After university in Memphis, Harris worked as an offset darkroom worker, proofreader, typesetter and “was pretty bad at all of them. I was never very good at being a subordinate. If writing hadn’t worked out, I would have liked to have been a librarian.”
Writing did work out and after the first mystery, another followed, then Harris found her stroke in plotting series. There are the Aurora Teagarden books, about a librarian tangled up in crime, the Shakespeare series featuring a karate-kicking cleaner, then the Southern Vampire books alongside the Harper Connelly mysteries, about a woman able to find dead bodies after being struck by lightning.

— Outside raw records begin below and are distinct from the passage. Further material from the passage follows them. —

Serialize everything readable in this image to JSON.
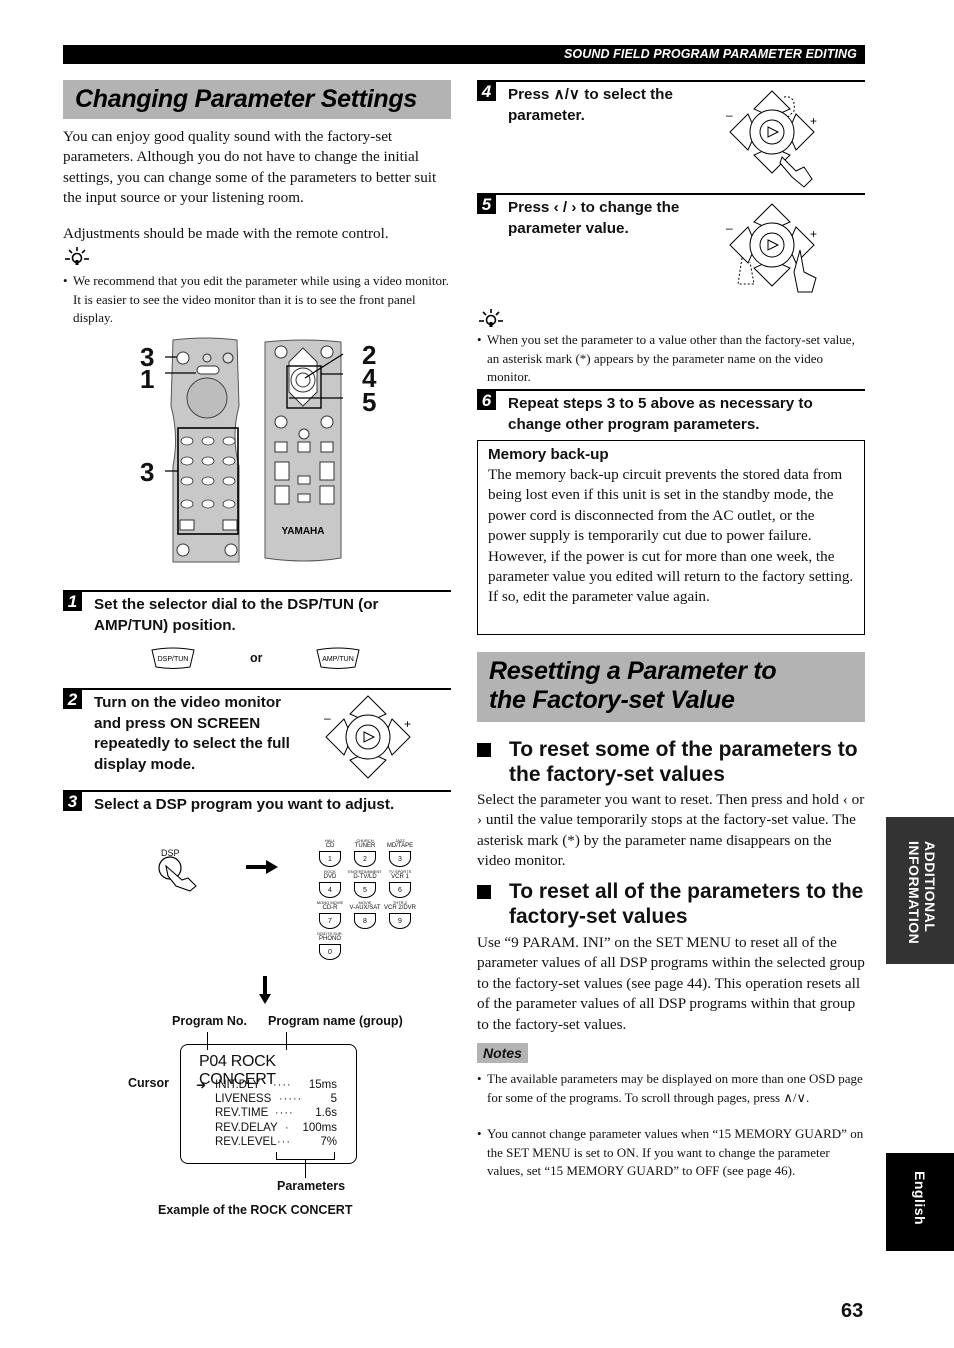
{
  "header": {
    "section_title": "SOUND FIELD PROGRAM PARAMETER EDITING"
  },
  "left": {
    "title": "Changing Parameter Settings",
    "intro": "You can enjoy good quality sound with the factory-set parameters. Although you do not have to change the initial settings, you can change some of the parameters to better suit the input source or your listening room.",
    "remote_note": "Adjustments should be made with the remote control.",
    "tip_bullet": "We recommend that you edit the parameter while using a video monitor. It is easier to see the video monitor than it is to see the front panel display.",
    "remote_callouts": {
      "left": [
        "3",
        "1",
        "3"
      ],
      "right": [
        "2",
        "4",
        "5"
      ]
    },
    "remote_brand": "YAMAHA",
    "steps": [
      {
        "num": "1",
        "text": "Set the selector dial to the DSP/TUN (or AMP/TUN) position."
      },
      {
        "num": "2",
        "text": "Turn on the video monitor and press ON SCREEN repeatedly to select the full display mode."
      },
      {
        "num": "3",
        "text": "Select a DSP program you want to adjust."
      }
    ],
    "selector": {
      "option_a": "DSP/TUN",
      "or": "or",
      "option_b": "AMP/TUN"
    },
    "dsp_button_label": "DSP",
    "keypad": [
      {
        "top": "HALL",
        "main": "CD",
        "key": "1"
      },
      {
        "top": "CHURCH",
        "main": "TUNER",
        "key": "2"
      },
      {
        "top": "JAZZ",
        "main": "MD/TAPE",
        "key": "3"
      },
      {
        "top": "ROCK",
        "main": "DVD",
        "key": "4"
      },
      {
        "top": "ENTERTAINMENT",
        "main": "D-TV/LD",
        "key": "5"
      },
      {
        "top": "TV SPORTS",
        "main": "VCR 1",
        "key": "6"
      },
      {
        "top": "MONO MOVIE",
        "main": "CD-R",
        "key": "7"
      },
      {
        "top": "MOVIE",
        "main": "V-AUX/SAT",
        "key": "8"
      },
      {
        "top": "THTR-2",
        "main": "VCR 2/DVR",
        "key": "9"
      },
      {
        "top": "DD/DTS SUR.",
        "main": "PHONO",
        "key": "0"
      }
    ],
    "osd_example": {
      "label_program_no": "Program No.",
      "label_program_name": "Program name (group)",
      "label_cursor": "Cursor",
      "label_parameters": "Parameters",
      "caption": "Example of the ROCK CONCERT",
      "title": "P04 ROCK CONCERT",
      "cursor_glyph": "➜",
      "rows": [
        {
          "name": "INIT.DLY",
          "dots": "····",
          "value": "15ms"
        },
        {
          "name": "LIVENESS",
          "dots": "·····",
          "value": "5"
        },
        {
          "name": "REV.TIME",
          "dots": "····",
          "value": "1.6s"
        },
        {
          "name": "REV.DELAY",
          "dots": "·",
          "value": "100ms"
        },
        {
          "name": "REV.LEVEL",
          "dots": "···",
          "value": "7%"
        }
      ]
    }
  },
  "right": {
    "steps": [
      {
        "num": "4",
        "text": "Press ∧/∨ to select the parameter."
      },
      {
        "num": "5",
        "text": "Press ‹ / › to change the parameter value."
      },
      {
        "num": "6",
        "text": "Repeat steps 3 to 5 above as necessary to change other program parameters."
      }
    ],
    "tip_bullet": "When you set the parameter to a value other than the factory-set value, an asterisk mark (*) appears by the parameter name on the video monitor.",
    "memory_box": {
      "heading": "Memory back-up",
      "body": "The memory back-up circuit prevents the stored data from being lost even if this unit is set in the standby mode, the power cord is disconnected from the AC outlet, or the power supply is temporarily cut due to power failure. However, if the power is cut for more than one week, the parameter value you edited will return to the factory setting. If so, edit the parameter value again."
    },
    "title": "Resetting a Parameter to the Factory-set Value",
    "subsections": [
      {
        "heading": "To reset some of the parameters to the factory-set values",
        "body": "Select the parameter you want to reset. Then press and hold ‹ or › until the value temporarily stops at the factory-set value. The asterisk mark (*) by the parameter name disappears on the video monitor."
      },
      {
        "heading": "To reset all of the parameters to the factory-set values",
        "body": "Use “9 PARAM. INI” on the SET MENU to reset all of the parameter values of all DSP programs within the selected group to the factory-set values (see page 44). This operation resets all of the parameter values of all DSP programs within that group to the factory-set values."
      }
    ],
    "notes_label": "Notes",
    "notes": [
      "The available parameters may be displayed on more than one OSD page for some of the programs. To scroll through pages, press ∧/∨.",
      "You cannot change parameter values when “15 MEMORY GUARD” on the SET MENU is set to ON. If you want to change the parameter values, set “15 MEMORY GUARD” to OFF (see page 46)."
    ]
  },
  "side_tabs": {
    "section": "ADDITIONAL INFORMATION",
    "language": "English"
  },
  "page_number": "63"
}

These days, partly thanks to Harris, vampires are in vogue. “I think people are fascinated with extending their lives and looking young as long as they can get away with it, by whatever means. Vampirism plays into that.”
Would she like to look younger?
“Well, I colour my hair but I’m pretty wrinkled. I look like everyone’s aunt, they think I’m sweet. I’m not sweet. They’re always telling me things. Way more than I want to know.”
For a writer, this is no bad thing and complements her powers of observation. Growing up on the fringes of a small town, Harris had time to study its inhabitants and what lurks beneath the surface, down in the cellar, up in the attic. Did her family have skeletons too?
“Yes, all families do. There’s something in the back of the closet you never want to look at. In a lot of ways Tunica was like Midnight. Everyone had secrets and as I grew up I began to discover the adults weren’t that good. Some were cheating on spouses, others drank, the usual range of sins, but at the time it was a real shock,” she says.
But Harris is a live and let live kind of person and despite being a church-goer, is tolerant of the sins of others.
“Judge not lest ye be judged,” she says. “But of course, that’s very hard. And it makes it easier to digest when it’s a supernatural creature doing things you might disapprove of. The supernatural just seems logical, it’s believable some people would be so traumatised by death that their spirit would linger. But I can’t reconcile that with my Christian beliefs. I’ve certainly not met a vampire or werewolf, although I do check with my friend Ellen Dugan, who’s a witch, to make sure I’m getting things right.”
While Harris’s family secrets have remained intact, her own experience of rape is something she dealt with by writing A Secret Rage, published in 1984.
“When I was in my mid-twenties, a guy broke into my apartment and raped me. Someone I didn’t know, which is rare. Eventually he was tried, but not for my rape. You have to live with it for the rest of your life. It changed me for ever, made me value my life much more, focused me on what was important. I turned it into a positive. Even now, all these years later, at every signing someone will tell me how much that book meant to them.”
For the future, there’s the Midnight Crossroad series, which may well be TV-bound, and a graphic novel, Cemetery Girl, co-written with Christopher Golden and illustrated by Don Kramer. As for how they are received, nowadays Harris is sanguine.
“I really don’t care. I’ve achieved my dream, writing every day and it’s never boring. The really important thing is that I’m happy.”
• Midnight Crossroad by Charlaine Harris is published by Gollancz hardback, £18.99/eBook, £9.99 on Thursday.
True Blood, the seventh and final season will be screened on FOX UK from Monday 7 July, 9pm.